§ **What this task involves**:
Where a line in the data below includes the word "Personalizado", count it. State the total and nothing more.

= = = = =

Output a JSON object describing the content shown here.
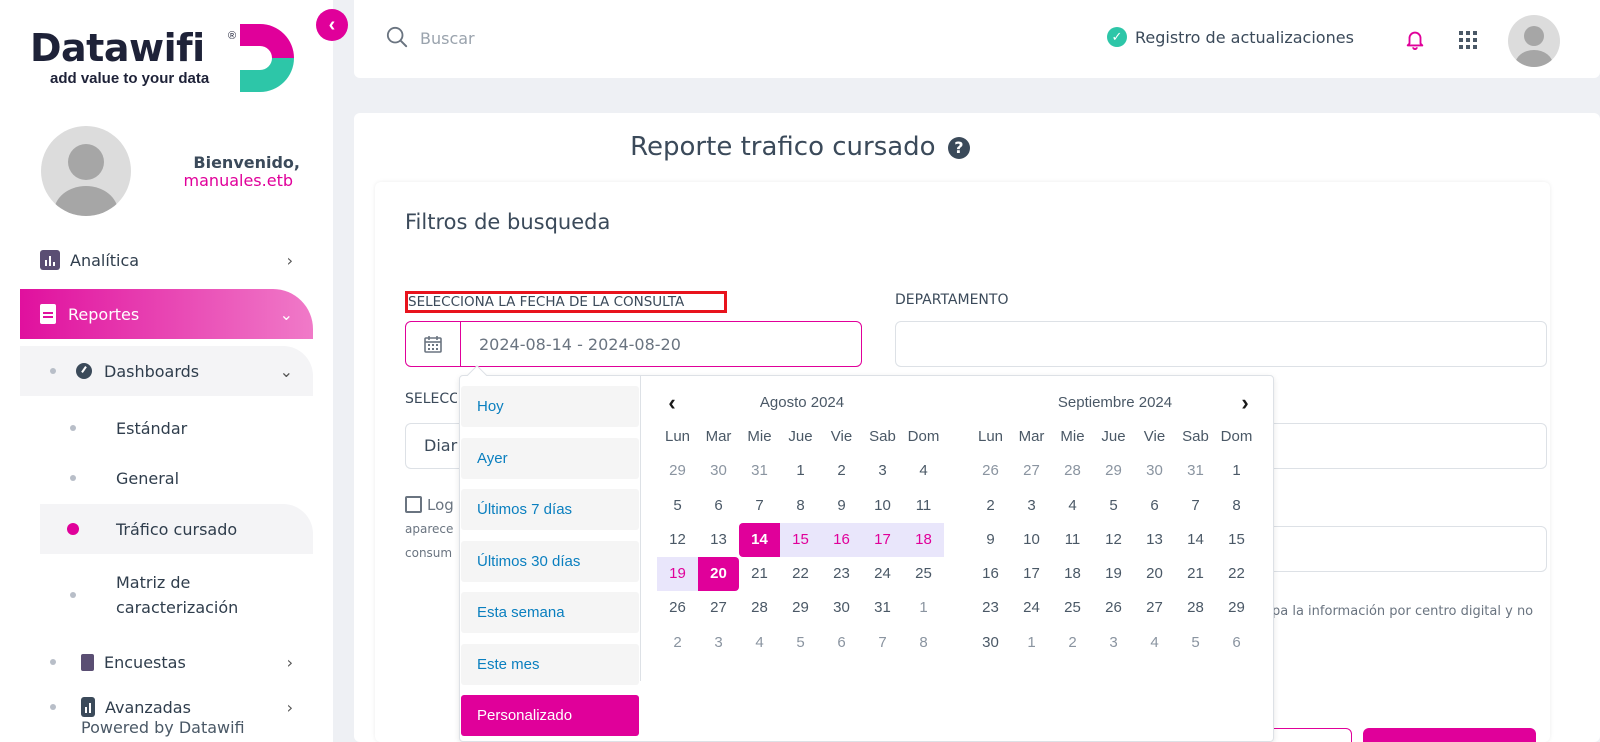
{
  "brand": {
    "name": "Datawifi",
    "registered": "®",
    "tagline": "add value to your data",
    "colors": {
      "primary": "#e0009a",
      "accent": "#2dc6a8",
      "dark": "#1e2238"
    }
  },
  "sidebar": {
    "welcome": "Bienvenido,",
    "username": "manuales.etb",
    "items": [
      {
        "label": "Analítica",
        "icon": "bar-chart-icon"
      },
      {
        "label": "Reportes",
        "icon": "document-icon"
      },
      {
        "label": "Dashboards",
        "icon": "gauge-icon"
      },
      {
        "label": "Estándar"
      },
      {
        "label": "General"
      },
      {
        "label": "Tráfico cursado"
      },
      {
        "label": "Matriz de caracterización",
        "line1": "Matriz de",
        "line2": "caracterización"
      },
      {
        "label": "Encuestas",
        "icon": "clipboard-icon"
      },
      {
        "label": "Avanzadas",
        "icon": "bar-chart-icon"
      }
    ],
    "powered_by": "Powered by Datawifi"
  },
  "header": {
    "search_placeholder": "Buscar",
    "updates_label": "Registro de actualizaciones"
  },
  "main": {
    "title": "Reporte trafico cursado",
    "filters_title": "Filtros de busqueda",
    "date_label": "SELECCIONA LA FECHA DE LA CONSULTA",
    "date_value": "2024-08-14 - 2024-08-20",
    "dept_label": "DEPARTAMENTO",
    "select_label_partial": "SELECC",
    "period_partial": "Diar",
    "log_label_partial": "Log",
    "note_line1_partial": "aparece",
    "note_line2_partial": "consum",
    "right_note": "pa la información por centro digital y no"
  },
  "picker": {
    "ranges": [
      "Hoy",
      "Ayer",
      "Últimos 7 días",
      "Últimos 30 días",
      "Esta semana",
      "Este mes",
      "Personalizado"
    ],
    "active_range": "Personalizado",
    "weekdays": [
      "Lun",
      "Mar",
      "Mie",
      "Jue",
      "Vie",
      "Sab",
      "Dom"
    ],
    "left_month": {
      "title": "Agosto 2024",
      "weeks": [
        [
          "29",
          "30",
          "31",
          "1",
          "2",
          "3",
          "4"
        ],
        [
          "5",
          "6",
          "7",
          "8",
          "9",
          "10",
          "11"
        ],
        [
          "12",
          "13",
          "14",
          "15",
          "16",
          "17",
          "18"
        ],
        [
          "19",
          "20",
          "21",
          "22",
          "23",
          "24",
          "25"
        ],
        [
          "26",
          "27",
          "28",
          "29",
          "30",
          "31",
          "1"
        ],
        [
          "2",
          "3",
          "4",
          "5",
          "6",
          "7",
          "8"
        ]
      ]
    },
    "right_month": {
      "title": "Septiembre 2024",
      "weeks": [
        [
          "26",
          "27",
          "28",
          "29",
          "30",
          "31",
          "1"
        ],
        [
          "2",
          "3",
          "4",
          "5",
          "6",
          "7",
          "8"
        ],
        [
          "9",
          "10",
          "11",
          "12",
          "13",
          "14",
          "15"
        ],
        [
          "16",
          "17",
          "18",
          "19",
          "20",
          "21",
          "22"
        ],
        [
          "23",
          "24",
          "25",
          "26",
          "27",
          "28",
          "29"
        ],
        [
          "30",
          "1",
          "2",
          "3",
          "4",
          "5",
          "6"
        ]
      ]
    },
    "range_start": "14",
    "range_end": "20"
  }
}
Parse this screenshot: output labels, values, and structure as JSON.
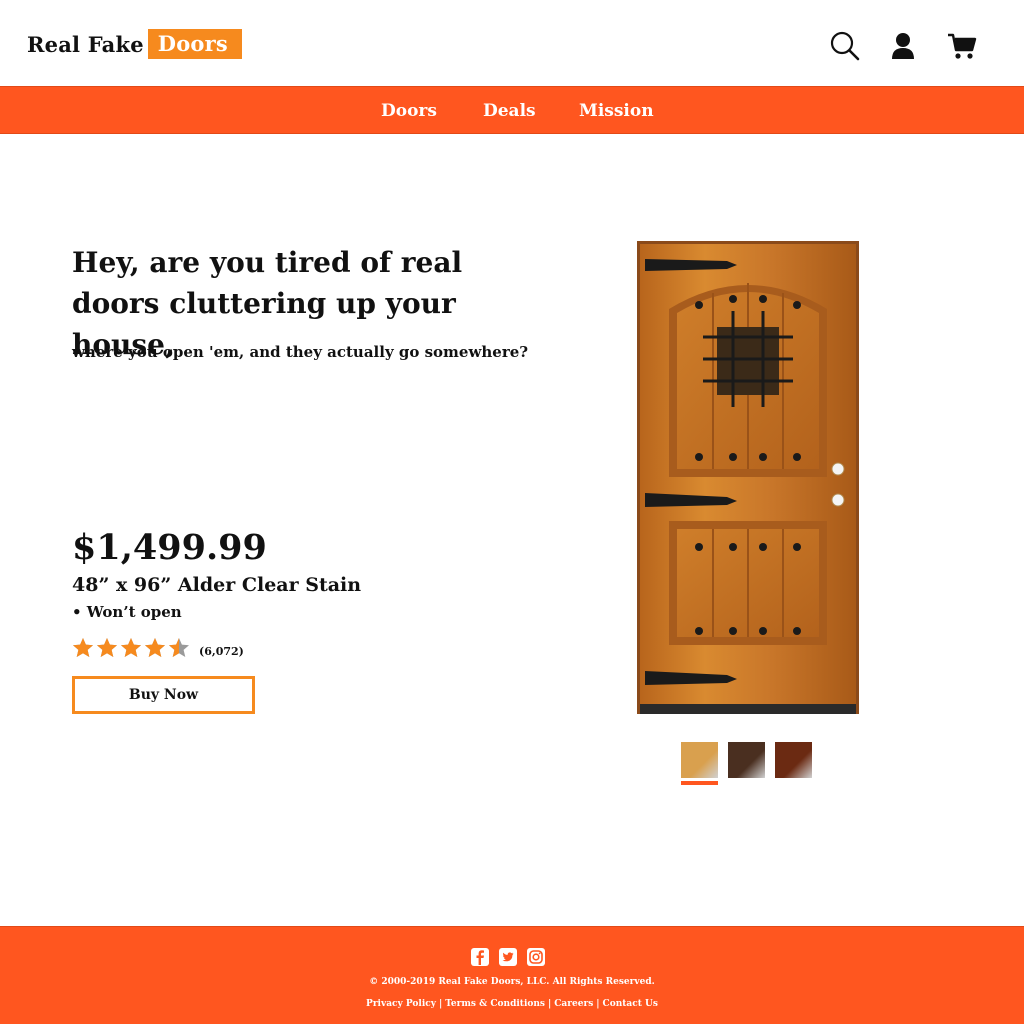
{
  "header": {
    "logo_plain": "Real Fake",
    "logo_boxed": "Doors",
    "icons": [
      "search-icon",
      "user-icon",
      "cart-icon"
    ]
  },
  "nav": {
    "items": [
      {
        "label": "Doors"
      },
      {
        "label": "Deals"
      },
      {
        "label": "Mission"
      }
    ]
  },
  "hero": {
    "headline": "Hey, are you tired of real doors cluttering up your house,",
    "subline": "where you open 'em, and they actually go somewhere?"
  },
  "product": {
    "price": "$1,499.99",
    "name": "48” x 96” Alder Clear Stain",
    "feature": "• Won’t open",
    "rating": 4.5,
    "rating_max": 5,
    "review_count": "(6,072)",
    "buy_label": "Buy Now",
    "swatches": [
      {
        "name": "light-oak",
        "color": "#d9a04e",
        "selected": true
      },
      {
        "name": "dark-walnut",
        "color": "#4a2f20",
        "selected": false
      },
      {
        "name": "mahogany",
        "color": "#6b2a12",
        "selected": false
      }
    ]
  },
  "footer": {
    "social_icons": [
      "facebook-icon",
      "twitter-icon",
      "instagram-icon"
    ],
    "copyright": "© 2000-2019 Real Fake Doors, LLC. All Rights Reserved.",
    "links": [
      {
        "label": "Privacy Policy"
      },
      {
        "label": "Terms & Conditions"
      },
      {
        "label": "Careers"
      },
      {
        "label": "Contact Us"
      }
    ]
  },
  "colors": {
    "brand_orange": "#ff561f",
    "accent_orange": "#f68a1e",
    "star_gray": "#9a9a9a"
  }
}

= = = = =

§ **Task answer**:
2